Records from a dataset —
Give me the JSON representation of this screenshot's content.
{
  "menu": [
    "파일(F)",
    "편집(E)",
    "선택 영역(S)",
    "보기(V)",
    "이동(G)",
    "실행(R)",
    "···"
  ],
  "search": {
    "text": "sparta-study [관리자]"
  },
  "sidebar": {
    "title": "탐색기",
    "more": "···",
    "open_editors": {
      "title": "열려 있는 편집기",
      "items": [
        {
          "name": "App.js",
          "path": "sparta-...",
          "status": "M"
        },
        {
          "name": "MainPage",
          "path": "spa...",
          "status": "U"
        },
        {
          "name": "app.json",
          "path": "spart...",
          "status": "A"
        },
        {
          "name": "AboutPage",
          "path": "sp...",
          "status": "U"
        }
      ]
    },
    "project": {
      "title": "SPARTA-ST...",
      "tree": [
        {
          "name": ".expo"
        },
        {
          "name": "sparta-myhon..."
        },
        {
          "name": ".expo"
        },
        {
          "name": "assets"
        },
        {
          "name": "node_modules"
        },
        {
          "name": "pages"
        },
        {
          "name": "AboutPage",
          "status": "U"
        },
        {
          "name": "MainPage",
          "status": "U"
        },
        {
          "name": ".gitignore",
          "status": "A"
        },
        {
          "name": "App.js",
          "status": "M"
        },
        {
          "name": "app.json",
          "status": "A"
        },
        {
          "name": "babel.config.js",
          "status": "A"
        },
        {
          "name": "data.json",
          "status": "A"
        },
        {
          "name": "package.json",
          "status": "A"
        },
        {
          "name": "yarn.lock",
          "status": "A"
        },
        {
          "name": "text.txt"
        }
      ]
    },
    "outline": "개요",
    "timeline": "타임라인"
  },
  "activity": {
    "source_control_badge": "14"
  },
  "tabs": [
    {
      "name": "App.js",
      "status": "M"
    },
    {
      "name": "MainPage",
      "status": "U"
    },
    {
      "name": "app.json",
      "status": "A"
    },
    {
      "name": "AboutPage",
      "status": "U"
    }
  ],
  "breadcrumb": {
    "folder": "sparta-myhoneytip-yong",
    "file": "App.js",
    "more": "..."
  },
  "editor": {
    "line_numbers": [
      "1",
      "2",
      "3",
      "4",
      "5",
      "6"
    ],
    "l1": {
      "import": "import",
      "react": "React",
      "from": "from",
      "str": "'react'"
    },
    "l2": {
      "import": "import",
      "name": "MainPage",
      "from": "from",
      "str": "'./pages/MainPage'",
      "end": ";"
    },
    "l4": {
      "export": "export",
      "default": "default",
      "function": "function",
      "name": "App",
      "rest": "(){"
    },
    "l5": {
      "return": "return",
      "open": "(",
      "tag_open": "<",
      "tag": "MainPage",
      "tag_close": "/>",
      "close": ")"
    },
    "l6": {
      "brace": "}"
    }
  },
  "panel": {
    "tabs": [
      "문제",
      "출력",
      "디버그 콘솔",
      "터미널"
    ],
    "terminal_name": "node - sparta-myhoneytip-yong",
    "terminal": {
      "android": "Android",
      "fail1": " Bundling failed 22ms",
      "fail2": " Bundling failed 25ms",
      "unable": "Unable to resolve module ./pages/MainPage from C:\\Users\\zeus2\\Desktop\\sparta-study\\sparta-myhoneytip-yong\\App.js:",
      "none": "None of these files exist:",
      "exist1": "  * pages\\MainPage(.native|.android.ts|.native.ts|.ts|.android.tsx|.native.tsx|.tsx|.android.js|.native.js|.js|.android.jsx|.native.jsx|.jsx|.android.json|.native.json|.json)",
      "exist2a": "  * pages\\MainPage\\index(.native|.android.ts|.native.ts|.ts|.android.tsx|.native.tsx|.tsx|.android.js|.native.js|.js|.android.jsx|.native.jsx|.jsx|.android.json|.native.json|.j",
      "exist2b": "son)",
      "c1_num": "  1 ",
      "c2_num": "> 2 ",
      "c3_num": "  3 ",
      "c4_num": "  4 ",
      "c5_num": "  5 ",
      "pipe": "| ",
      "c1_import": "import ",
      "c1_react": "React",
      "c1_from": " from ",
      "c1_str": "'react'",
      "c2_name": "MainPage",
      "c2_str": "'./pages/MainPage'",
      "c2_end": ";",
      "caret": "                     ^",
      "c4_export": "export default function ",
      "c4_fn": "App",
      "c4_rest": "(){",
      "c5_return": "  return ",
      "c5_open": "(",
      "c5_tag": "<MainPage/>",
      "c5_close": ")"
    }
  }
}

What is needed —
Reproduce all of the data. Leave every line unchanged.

Reply —
Give me the JSON representation of this screenshot's content.
{
  "menu": [
    "파일(F)",
    "편집(E)",
    "선택 영역(S)",
    "보기(V)",
    "이동(G)",
    "실행(R)",
    "···"
  ],
  "search": {
    "text": "sparta-study [관리자]"
  },
  "sidebar": {
    "title": "탐색기",
    "more": "···",
    "open_editors": {
      "title": "열려 있는 편집기",
      "items": [
        {
          "name": "App.js",
          "path": "sparta-...",
          "status": "M"
        },
        {
          "name": "MainPage",
          "path": "spa...",
          "status": "U"
        },
        {
          "name": "app.json",
          "path": "spart...",
          "status": "A"
        },
        {
          "name": "AboutPage",
          "path": "sp...",
          "status": "U"
        }
      ]
    },
    "project": {
      "title": "SPARTA-ST...",
      "tree": [
        {
          "name": ".expo"
        },
        {
          "name": "sparta-myhon..."
        },
        {
          "name": ".expo"
        },
        {
          "name": "assets"
        },
        {
          "name": "node_modules"
        },
        {
          "name": "pages"
        },
        {
          "name": "AboutPage",
          "status": "U"
        },
        {
          "name": "MainPage",
          "status": "U"
        },
        {
          "name": ".gitignore",
          "status": "A"
        },
        {
          "name": "App.js",
          "status": "M"
        },
        {
          "name": "app.json",
          "status": "A"
        },
        {
          "name": "babel.config.js",
          "status": "A"
        },
        {
          "name": "data.json",
          "status": "A"
        },
        {
          "name": "package.json",
          "status": "A"
        },
        {
          "name": "yarn.lock",
          "status": "A"
        },
        {
          "name": "text.txt"
        }
      ]
    },
    "outline": "개요",
    "timeline": "타임라인"
  },
  "activity": {
    "source_control_badge": "14"
  },
  "tabs": [
    {
      "name": "App.js",
      "status": "M"
    },
    {
      "name": "MainPage",
      "status": "U"
    },
    {
      "name": "app.json",
      "status": "A"
    },
    {
      "name": "AboutPage",
      "status": "U"
    }
  ],
  "breadcrumb": {
    "folder": "sparta-myhoneytip-yong",
    "file": "App.js",
    "more": "..."
  },
  "editor": {
    "line_numbers": [
      "1",
      "2",
      "3",
      "4",
      "5",
      "6"
    ],
    "l1": {
      "import": "import",
      "react": "React",
      "from": "from",
      "str": "'react'"
    },
    "l2": {
      "import": "import",
      "name": "MainPage",
      "from": "from",
      "str": "'./pages/MainPage'",
      "end": ";"
    },
    "l4": {
      "export": "export",
      "default": "default",
      "function": "function",
      "name": "App",
      "rest": "(){"
    },
    "l5": {
      "return": "return",
      "open": "(",
      "tag_open": "<",
      "tag": "MainPage",
      "tag_close": "/>",
      "close": ")"
    },
    "l6": {
      "brace": "}"
    }
  },
  "panel": {
    "tabs": [
      "문제",
      "출력",
      "디버그 콘솔",
      "터미널"
    ],
    "terminal_name": "node - sparta-myhoneytip-yong",
    "terminal": {
      "android": "Android",
      "fail1": " Bundling failed 22ms",
      "fail2": " Bundling failed 25ms",
      "unable": "Unable to resolve module ./pages/MainPage from C:\\Users\\zeus2\\Desktop\\sparta-study\\sparta-myhoneytip-yong\\App.js:",
      "none": "None of these files exist:",
      "exist1": "  * pages\\MainPage(.native|.android.ts|.native.ts|.ts|.android.tsx|.native.tsx|.tsx|.android.js|.native.js|.js|.android.jsx|.native.jsx|.jsx|.android.json|.native.json|.json)",
      "exist2a": "  * pages\\MainPage\\index(.native|.android.ts|.native.ts|.ts|.android.tsx|.native.tsx|.tsx|.android.js|.native.js|.js|.android.jsx|.native.jsx|.jsx|.android.json|.native.json|.j",
      "exist2b": "son)",
      "c1_num": "  1 ",
      "c2_num": "> 2 ",
      "c3_num": "  3 ",
      "c4_num": "  4 ",
      "c5_num": "  5 ",
      "pipe": "| ",
      "c1_import": "import ",
      "c1_react": "React",
      "c1_from": " from ",
      "c1_str": "'react'",
      "c2_name": "MainPage",
      "c2_str": "'./pages/MainPage'",
      "c2_end": ";",
      "caret": "                     ^",
      "c4_export": "export default function ",
      "c4_fn": "App",
      "c4_rest": "(){",
      "c5_return": "  return ",
      "c5_open": "(",
      "c5_tag": "<MainPage/>",
      "c5_close": ")"
    }
  }
}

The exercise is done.